BEGIN Records provided

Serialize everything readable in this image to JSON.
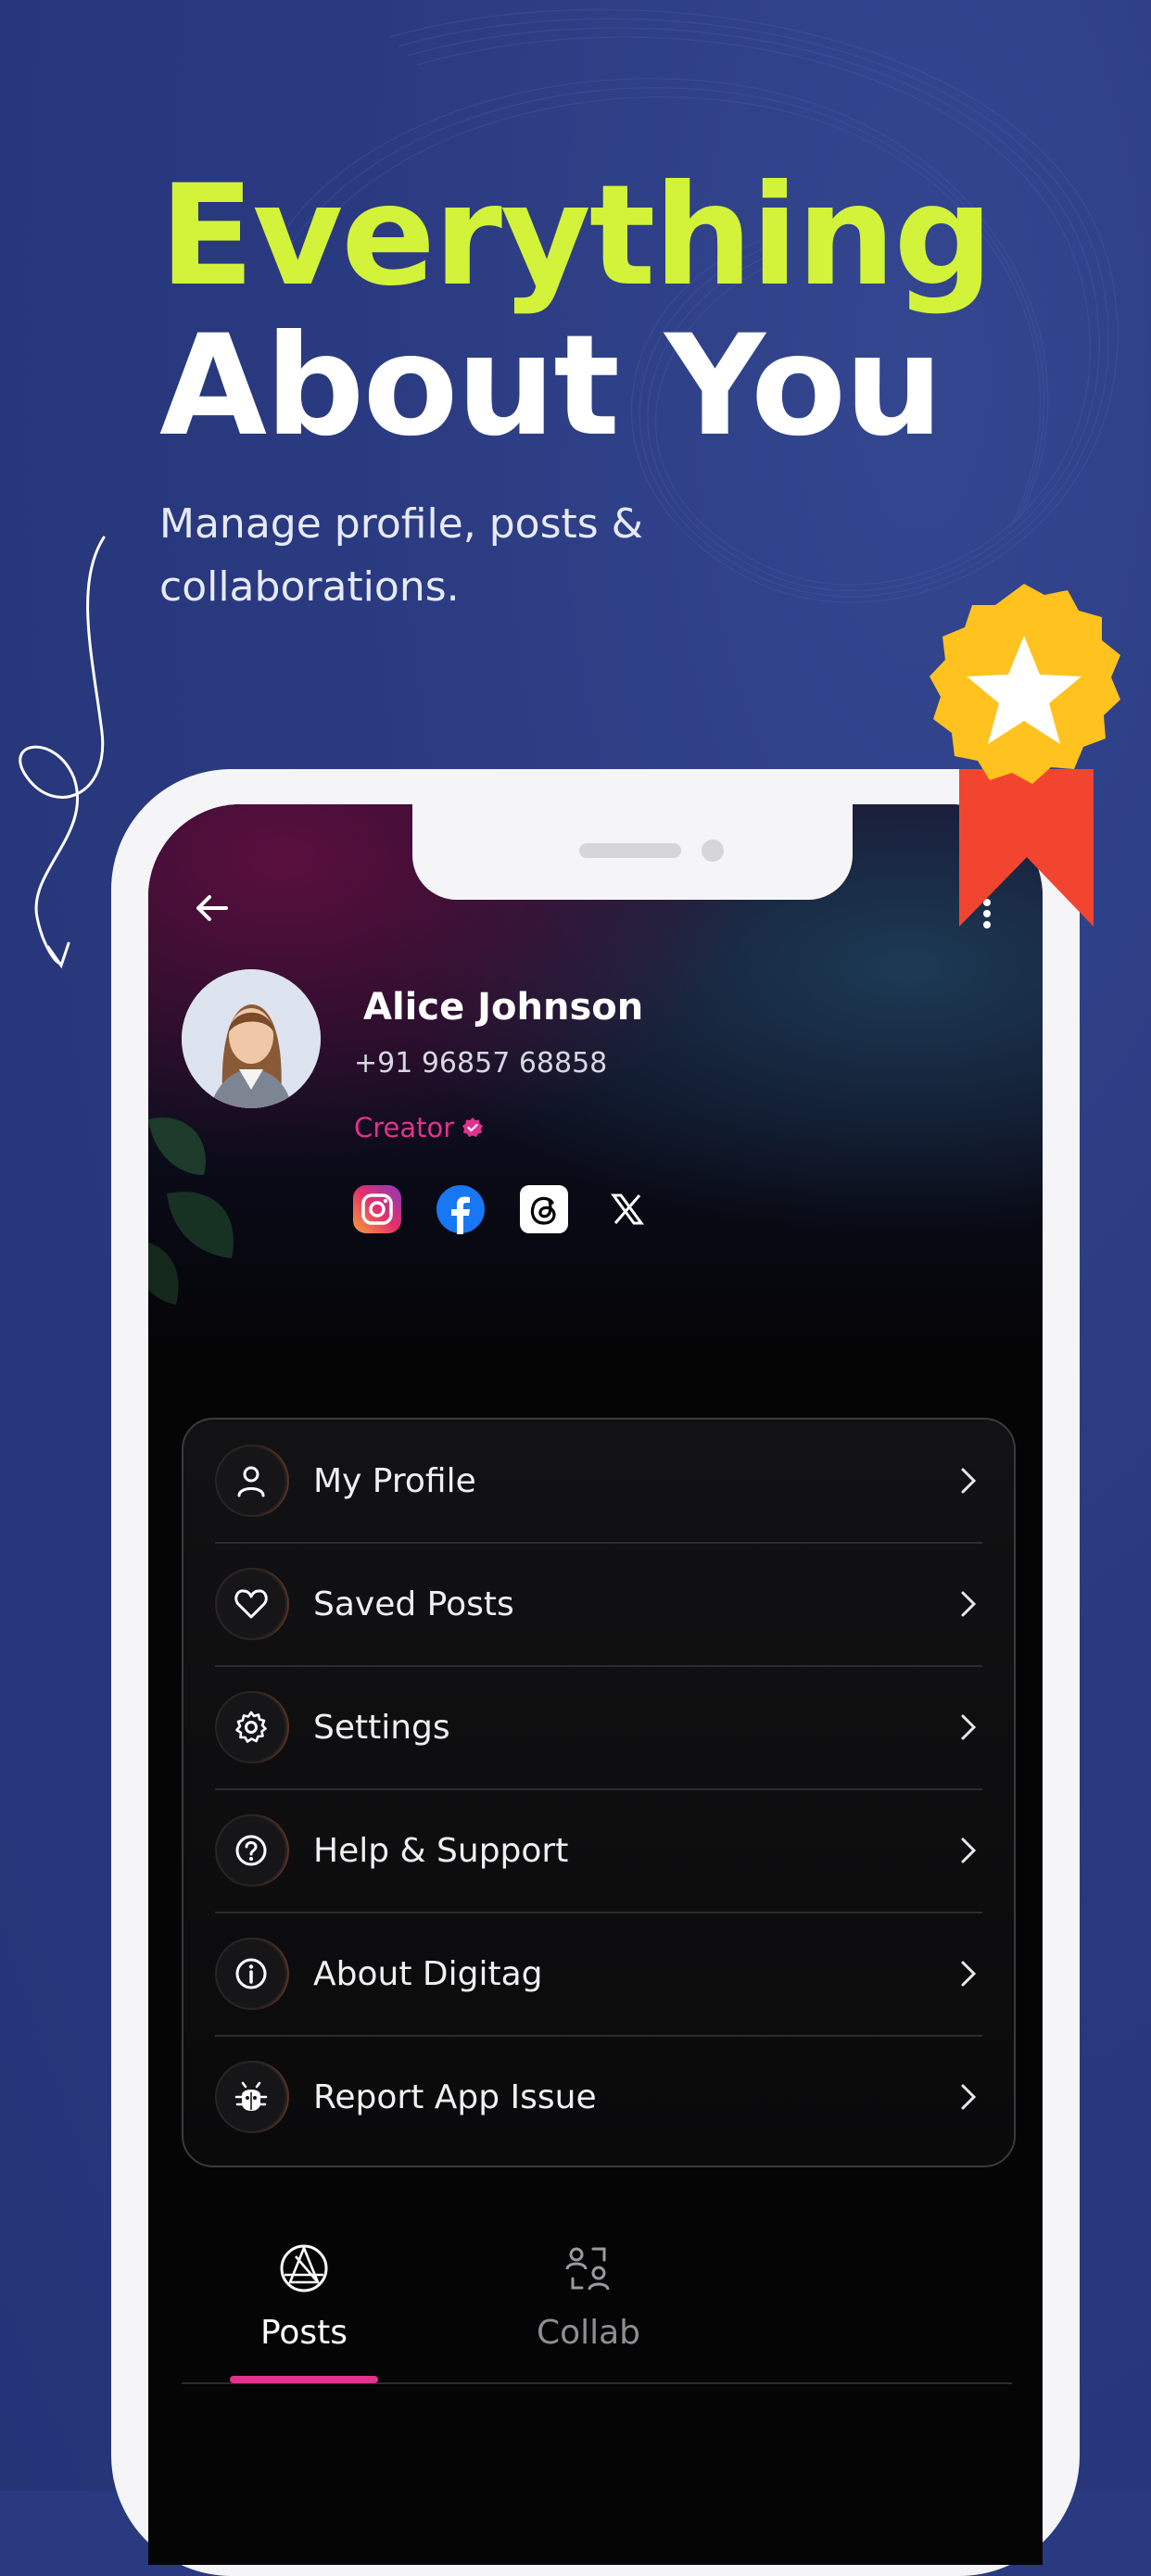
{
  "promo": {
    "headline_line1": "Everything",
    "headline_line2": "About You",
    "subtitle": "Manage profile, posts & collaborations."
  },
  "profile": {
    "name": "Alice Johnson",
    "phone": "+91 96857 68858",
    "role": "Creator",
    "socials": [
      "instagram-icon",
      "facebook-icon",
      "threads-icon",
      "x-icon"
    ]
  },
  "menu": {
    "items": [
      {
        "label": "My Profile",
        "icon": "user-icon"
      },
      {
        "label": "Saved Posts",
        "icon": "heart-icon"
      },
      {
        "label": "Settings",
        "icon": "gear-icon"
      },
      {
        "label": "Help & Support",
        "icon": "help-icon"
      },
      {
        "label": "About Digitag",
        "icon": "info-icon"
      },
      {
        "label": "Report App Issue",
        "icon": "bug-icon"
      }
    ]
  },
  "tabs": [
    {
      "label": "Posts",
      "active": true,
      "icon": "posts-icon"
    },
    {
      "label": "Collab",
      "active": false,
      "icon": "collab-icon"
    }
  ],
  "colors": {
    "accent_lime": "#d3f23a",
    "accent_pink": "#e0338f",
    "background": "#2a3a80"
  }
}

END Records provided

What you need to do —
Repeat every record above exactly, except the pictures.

Answer for this exercise —
Serialize everything readable in this image to JSON.
{
  "promo": {
    "headline_line1": "Everything",
    "headline_line2": "About You",
    "subtitle": "Manage profile, posts & collaborations."
  },
  "profile": {
    "name": "Alice Johnson",
    "phone": "+91 96857 68858",
    "role": "Creator",
    "socials": [
      "instagram-icon",
      "facebook-icon",
      "threads-icon",
      "x-icon"
    ]
  },
  "menu": {
    "items": [
      {
        "label": "My Profile",
        "icon": "user-icon"
      },
      {
        "label": "Saved Posts",
        "icon": "heart-icon"
      },
      {
        "label": "Settings",
        "icon": "gear-icon"
      },
      {
        "label": "Help & Support",
        "icon": "help-icon"
      },
      {
        "label": "About Digitag",
        "icon": "info-icon"
      },
      {
        "label": "Report App Issue",
        "icon": "bug-icon"
      }
    ]
  },
  "tabs": [
    {
      "label": "Posts",
      "active": true,
      "icon": "posts-icon"
    },
    {
      "label": "Collab",
      "active": false,
      "icon": "collab-icon"
    }
  ],
  "colors": {
    "accent_lime": "#d3f23a",
    "accent_pink": "#e0338f",
    "background": "#2a3a80"
  }
}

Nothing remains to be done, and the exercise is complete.